  1. export default class GettingStartedWebPart extends BaseClientSideWebPart< IGettingStartedWebPartProps> {  
  2.   
  3.   public render(): void {  
  4.     this.domElement.innerHTML = `  
  5.       <div class="${styles. greetMessage}">  
  6.         Welcome to SharePoint Framework  
  7.       </div>`;  
  8.   }  
  9. }  
Use CSS Modules
 
SharePoint Framework web part is just one of the components along with other web parts or controls on the SharePoint page. CSS styles of one SPFx web part may conflict with CSS styles of another SPFx web part or other controls on the page.
 
SPFx resolves this conflict issue by CSS modules. The SPFx toolchain processes all the files with .module.scss extension and appends a unique hash value to each file.
 
For example, if we have the below files in the solution.
 
employee.module.scss

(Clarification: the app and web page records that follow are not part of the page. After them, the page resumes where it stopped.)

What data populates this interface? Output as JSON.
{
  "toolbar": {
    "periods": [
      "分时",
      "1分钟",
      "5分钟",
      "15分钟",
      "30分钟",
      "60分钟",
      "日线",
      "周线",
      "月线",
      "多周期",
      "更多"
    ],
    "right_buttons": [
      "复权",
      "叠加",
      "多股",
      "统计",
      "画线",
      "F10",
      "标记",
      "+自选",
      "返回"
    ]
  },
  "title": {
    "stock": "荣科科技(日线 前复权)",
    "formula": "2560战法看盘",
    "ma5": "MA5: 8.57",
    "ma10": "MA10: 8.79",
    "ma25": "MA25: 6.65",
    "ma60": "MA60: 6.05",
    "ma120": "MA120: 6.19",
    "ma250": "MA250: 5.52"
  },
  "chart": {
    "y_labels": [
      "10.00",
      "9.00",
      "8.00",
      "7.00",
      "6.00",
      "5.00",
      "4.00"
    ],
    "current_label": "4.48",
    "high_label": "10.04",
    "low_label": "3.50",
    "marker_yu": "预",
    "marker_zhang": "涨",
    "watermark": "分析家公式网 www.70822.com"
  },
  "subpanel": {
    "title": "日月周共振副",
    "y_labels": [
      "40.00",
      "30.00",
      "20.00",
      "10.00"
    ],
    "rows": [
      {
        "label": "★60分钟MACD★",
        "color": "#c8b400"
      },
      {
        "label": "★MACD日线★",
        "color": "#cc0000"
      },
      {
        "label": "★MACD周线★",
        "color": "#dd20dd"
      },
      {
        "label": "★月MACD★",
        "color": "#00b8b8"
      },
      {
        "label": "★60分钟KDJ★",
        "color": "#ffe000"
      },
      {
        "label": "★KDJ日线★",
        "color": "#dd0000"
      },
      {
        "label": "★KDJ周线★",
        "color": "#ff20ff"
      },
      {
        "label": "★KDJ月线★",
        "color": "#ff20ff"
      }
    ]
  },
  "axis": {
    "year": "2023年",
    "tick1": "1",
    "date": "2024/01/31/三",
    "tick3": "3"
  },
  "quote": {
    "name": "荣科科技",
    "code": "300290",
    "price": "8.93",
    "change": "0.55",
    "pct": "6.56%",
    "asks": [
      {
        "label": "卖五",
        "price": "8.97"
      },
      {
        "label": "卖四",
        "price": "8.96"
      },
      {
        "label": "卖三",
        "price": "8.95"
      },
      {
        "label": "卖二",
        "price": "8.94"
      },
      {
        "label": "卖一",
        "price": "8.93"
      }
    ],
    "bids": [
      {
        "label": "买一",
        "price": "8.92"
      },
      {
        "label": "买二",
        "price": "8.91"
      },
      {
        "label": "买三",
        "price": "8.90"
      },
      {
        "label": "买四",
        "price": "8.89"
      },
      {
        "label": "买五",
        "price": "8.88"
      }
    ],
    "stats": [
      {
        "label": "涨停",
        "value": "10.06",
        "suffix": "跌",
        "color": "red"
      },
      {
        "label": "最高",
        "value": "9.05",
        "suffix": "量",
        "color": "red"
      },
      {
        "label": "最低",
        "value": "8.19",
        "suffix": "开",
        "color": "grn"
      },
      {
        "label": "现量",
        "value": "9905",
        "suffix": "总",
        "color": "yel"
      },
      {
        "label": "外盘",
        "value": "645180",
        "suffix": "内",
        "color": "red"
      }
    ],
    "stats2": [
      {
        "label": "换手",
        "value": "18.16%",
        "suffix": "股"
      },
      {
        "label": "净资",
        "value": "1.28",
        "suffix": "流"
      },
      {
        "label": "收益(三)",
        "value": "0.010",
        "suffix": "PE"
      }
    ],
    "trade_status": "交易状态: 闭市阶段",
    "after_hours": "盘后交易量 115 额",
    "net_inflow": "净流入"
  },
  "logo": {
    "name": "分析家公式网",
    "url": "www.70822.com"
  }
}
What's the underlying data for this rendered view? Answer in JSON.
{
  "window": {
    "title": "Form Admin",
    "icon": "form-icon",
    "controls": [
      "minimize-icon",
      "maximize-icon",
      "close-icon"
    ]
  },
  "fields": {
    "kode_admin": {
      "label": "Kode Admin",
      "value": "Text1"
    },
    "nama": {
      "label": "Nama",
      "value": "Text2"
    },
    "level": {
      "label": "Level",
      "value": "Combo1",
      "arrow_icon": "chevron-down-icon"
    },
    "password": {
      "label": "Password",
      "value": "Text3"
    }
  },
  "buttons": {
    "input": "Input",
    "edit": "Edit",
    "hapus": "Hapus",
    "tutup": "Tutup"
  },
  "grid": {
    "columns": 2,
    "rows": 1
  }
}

  1. .employee {  
  2.      margin1em 0;  
  3.   
  4.      .text {  
  5.           font-weightbold;  
  6.           font-size1em;  
  7.      }  
  8. }  
department.module.scss
  1. .department {  
  2.      padding0.5em 1em;  
  3.   
  4.      .text {  
  5.           font-weightitalic;  
  6.           font-size0.5em;  
  7.      }  
  8. }  
After building the project, the above .module.scss file gets converted to the CSS files in the lib folder as below.
 
employee.module.css
  1. .employee_f6071de4 {  
  2.      margin1em 0;  
  3. }  
  4.   
  5. .employee_f6071de4 .text_f6071de4 {  
  6.           font-weightbold;  
  7.           font-size1em;  
  8. }  
department.module.css
  1. .department_2f9c53f0 {  
  2.      padding0.5em 1em;  
  3. }  
  4.   
  5. .department_2f9c53f0 .text_2f9c53f0 {  
  6.           font-weightitalic;  
  7.           font-size0.5em;  
  8. }  
The CSS class generated is unique. Even though there is the same CSS class name being referred to in different web parts, the hash value generated makes them distinct.
 
Override external referenced CSS
 
We refer to various components in our SPFx web parts like Office 365 UI Fabric, or any third party UI components. These components come with their predefined CSS. We may need to override any of the CSS classes of an externally referenced component. In this case, we can use “global” keyword to override the CSS class in our .module.scss file as below.
  1. // Make workbench canvas use full page width  
  2. :global(#workbenchPageContent) {  
  3.     max-width: initial;  
  4. }  
  5.   
  6. // Override third party SuperTreeView CSS  
  7. :global(.super-treeview>div>.super-treeview-node>.super-treeview-node-content>input[type=checkbox])  
  8. {  
  9.   -webkit-appearance: radio; /* Chrome, Safari, Opera */  
  10.   -moz-appearance: radio;    /* Firefox */  
  11. }  
Summary
 
SharePoint Framework web parts support SASS and CSS. Each component should have its own CSS references to maintain the isolation. Always refer to the elements by CSS class instead of ID. The external CSS styles can be overridden using "global" keyword.